DATE/TIME: Friday, October 1, 2021, 2:30 pm PLACE:
J. Angel Soto-Centeno
Department of Earth & Environmental Sciences, Rutgers University, Newark
The role of environment and species traits in shaping Caribbean bat communities
The islands of the Caribbean are considered a hotspot of biodiversity characterized by high levels of endemism and also extinction. Almost 75% of all bats in this region are found nowhere else in the world. On the other hand, bat communities over time have lost over 30% of its diversity. Studies suggest that historical climatic events changing from glacial to interglacial conditions and the resulting patterns of habitat and sea level changes led to the demise of this fauna. Herein, I combined chronologically controlled paleontological data with distribution modeling to examine the hypothesis that past climate change directly lead to population level losses beyond the Pleistocene-Holocene transition across the Caribbean. To understand how environmental factors affect the modern bat diversity, I examined the resilient insular endemic Red Fig-eating Bat to provide insight into the role of intra-island dynamics in promoting population connectivity and it's potential influence on survival.

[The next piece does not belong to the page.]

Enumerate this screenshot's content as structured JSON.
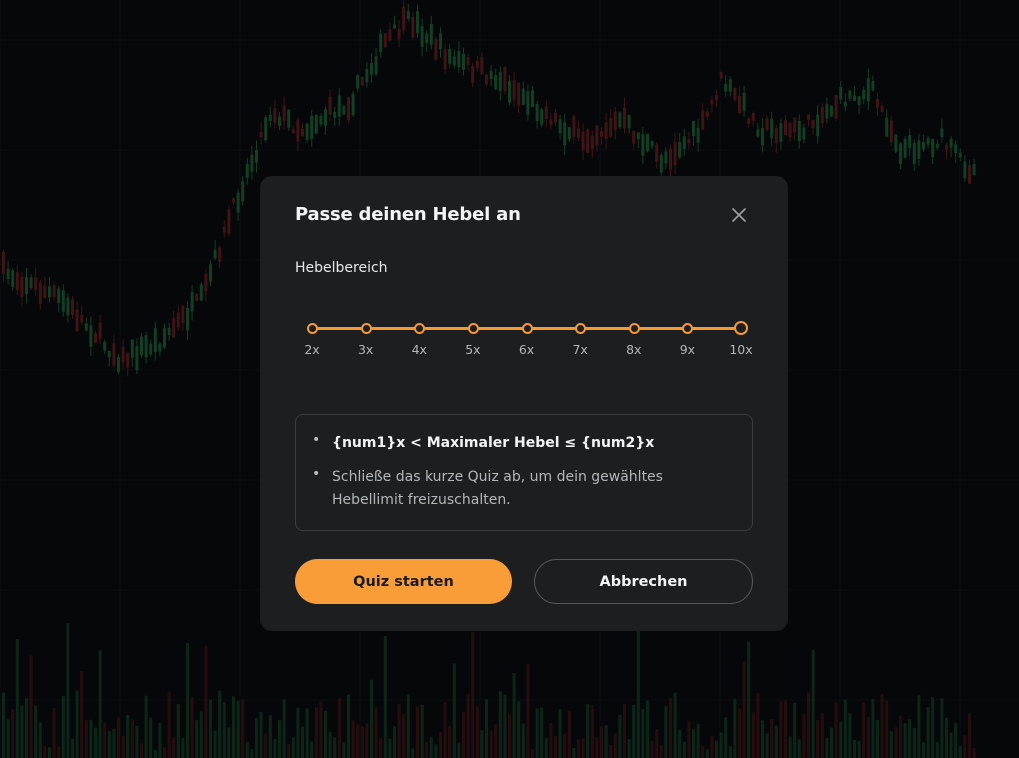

I conclude with an exploratiory analysis borrowing from machine learning approaches to determine the characteristics that would make a species "a loser" in the extinction game.